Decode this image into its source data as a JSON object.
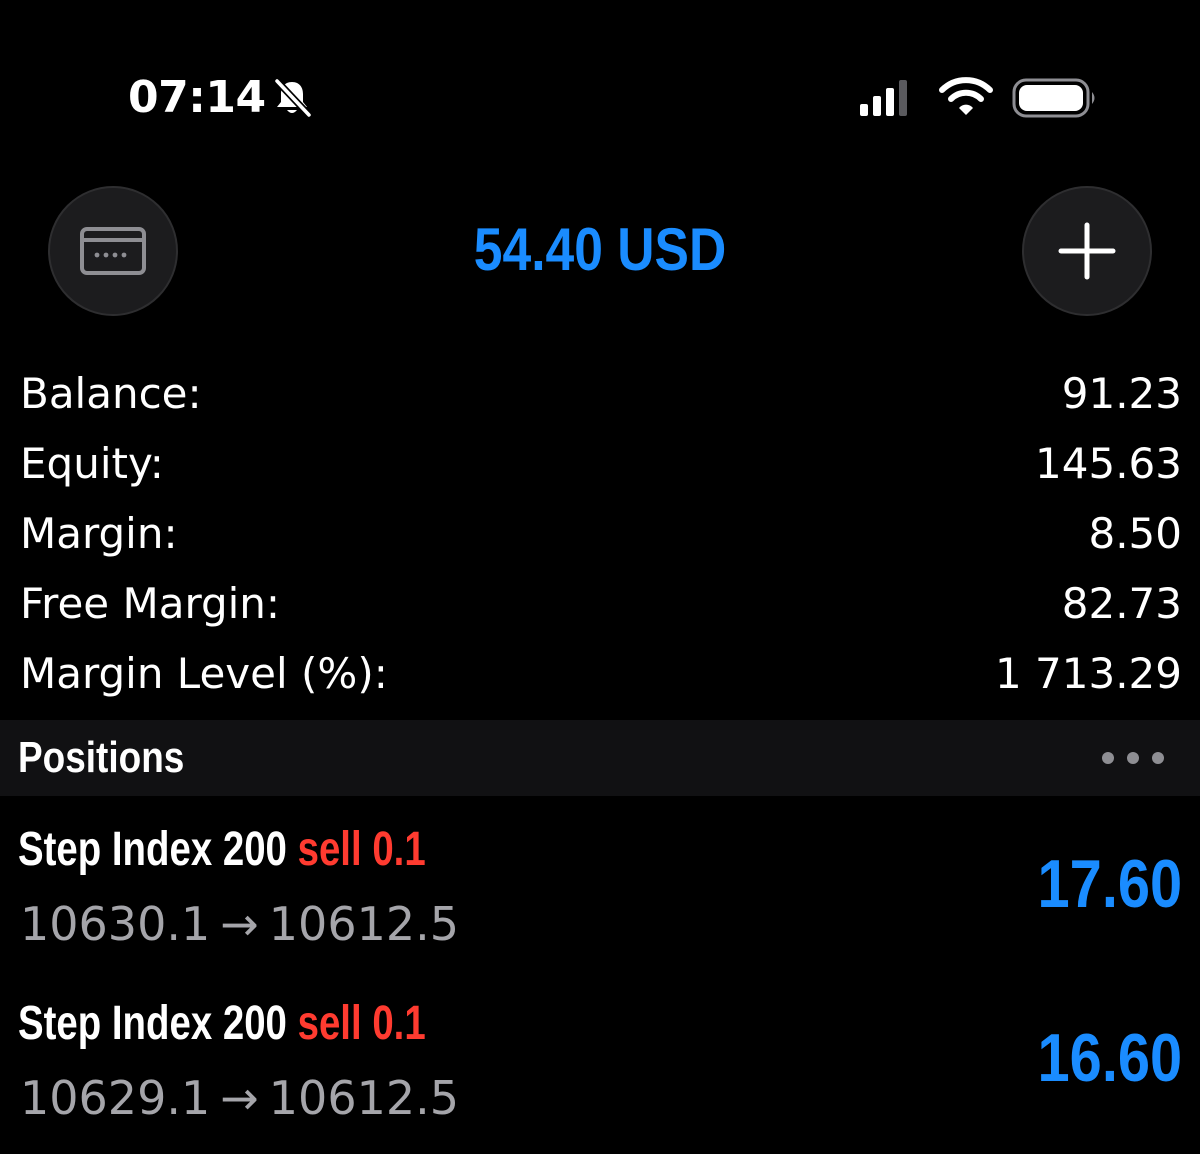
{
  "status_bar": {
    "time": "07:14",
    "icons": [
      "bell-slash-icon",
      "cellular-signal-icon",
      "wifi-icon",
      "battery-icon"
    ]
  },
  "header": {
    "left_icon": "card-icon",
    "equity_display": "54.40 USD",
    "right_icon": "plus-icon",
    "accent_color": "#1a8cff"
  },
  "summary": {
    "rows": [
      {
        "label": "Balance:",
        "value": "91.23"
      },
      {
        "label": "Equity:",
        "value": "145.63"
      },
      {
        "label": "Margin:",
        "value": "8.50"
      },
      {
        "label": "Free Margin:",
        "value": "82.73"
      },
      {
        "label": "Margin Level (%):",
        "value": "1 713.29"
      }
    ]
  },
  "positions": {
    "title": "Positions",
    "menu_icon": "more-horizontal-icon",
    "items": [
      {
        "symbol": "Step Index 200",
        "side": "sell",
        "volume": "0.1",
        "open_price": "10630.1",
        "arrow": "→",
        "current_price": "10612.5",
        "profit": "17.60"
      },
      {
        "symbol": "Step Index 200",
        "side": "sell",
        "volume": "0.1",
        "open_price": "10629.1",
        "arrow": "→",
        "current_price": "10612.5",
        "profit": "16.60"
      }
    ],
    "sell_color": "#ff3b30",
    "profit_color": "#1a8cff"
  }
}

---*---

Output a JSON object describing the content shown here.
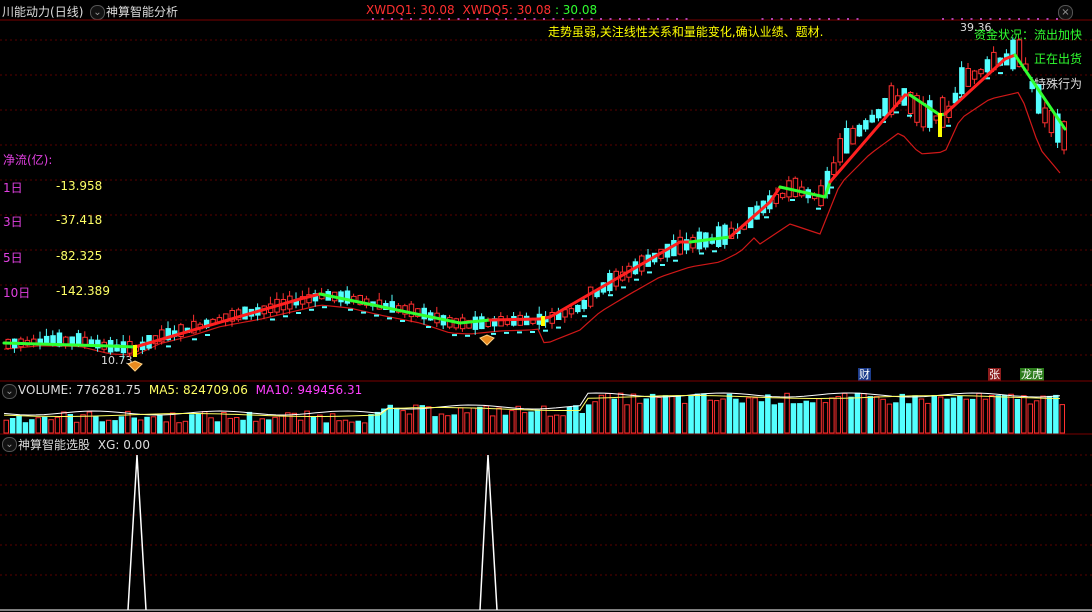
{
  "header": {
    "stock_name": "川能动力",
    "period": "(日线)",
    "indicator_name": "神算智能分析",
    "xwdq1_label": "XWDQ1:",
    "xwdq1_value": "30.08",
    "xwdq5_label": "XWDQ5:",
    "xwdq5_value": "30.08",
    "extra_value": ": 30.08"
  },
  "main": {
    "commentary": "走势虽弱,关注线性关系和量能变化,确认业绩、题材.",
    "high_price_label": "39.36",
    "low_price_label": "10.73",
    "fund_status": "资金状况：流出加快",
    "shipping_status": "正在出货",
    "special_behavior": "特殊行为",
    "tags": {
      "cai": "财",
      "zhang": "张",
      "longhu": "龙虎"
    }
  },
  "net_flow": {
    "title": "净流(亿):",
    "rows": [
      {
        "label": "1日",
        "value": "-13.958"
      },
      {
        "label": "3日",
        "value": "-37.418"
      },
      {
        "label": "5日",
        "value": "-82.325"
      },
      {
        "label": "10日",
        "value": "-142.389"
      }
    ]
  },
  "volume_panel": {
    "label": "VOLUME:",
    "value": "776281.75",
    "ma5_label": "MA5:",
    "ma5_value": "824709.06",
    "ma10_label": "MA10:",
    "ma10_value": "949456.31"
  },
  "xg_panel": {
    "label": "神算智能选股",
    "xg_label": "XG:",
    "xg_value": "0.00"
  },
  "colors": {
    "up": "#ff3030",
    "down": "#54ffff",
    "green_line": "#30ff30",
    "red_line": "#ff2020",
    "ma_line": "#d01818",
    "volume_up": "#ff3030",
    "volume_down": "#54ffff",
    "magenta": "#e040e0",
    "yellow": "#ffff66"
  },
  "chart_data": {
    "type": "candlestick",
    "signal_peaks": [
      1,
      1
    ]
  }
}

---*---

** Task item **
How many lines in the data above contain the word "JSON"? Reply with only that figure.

** Your response **
2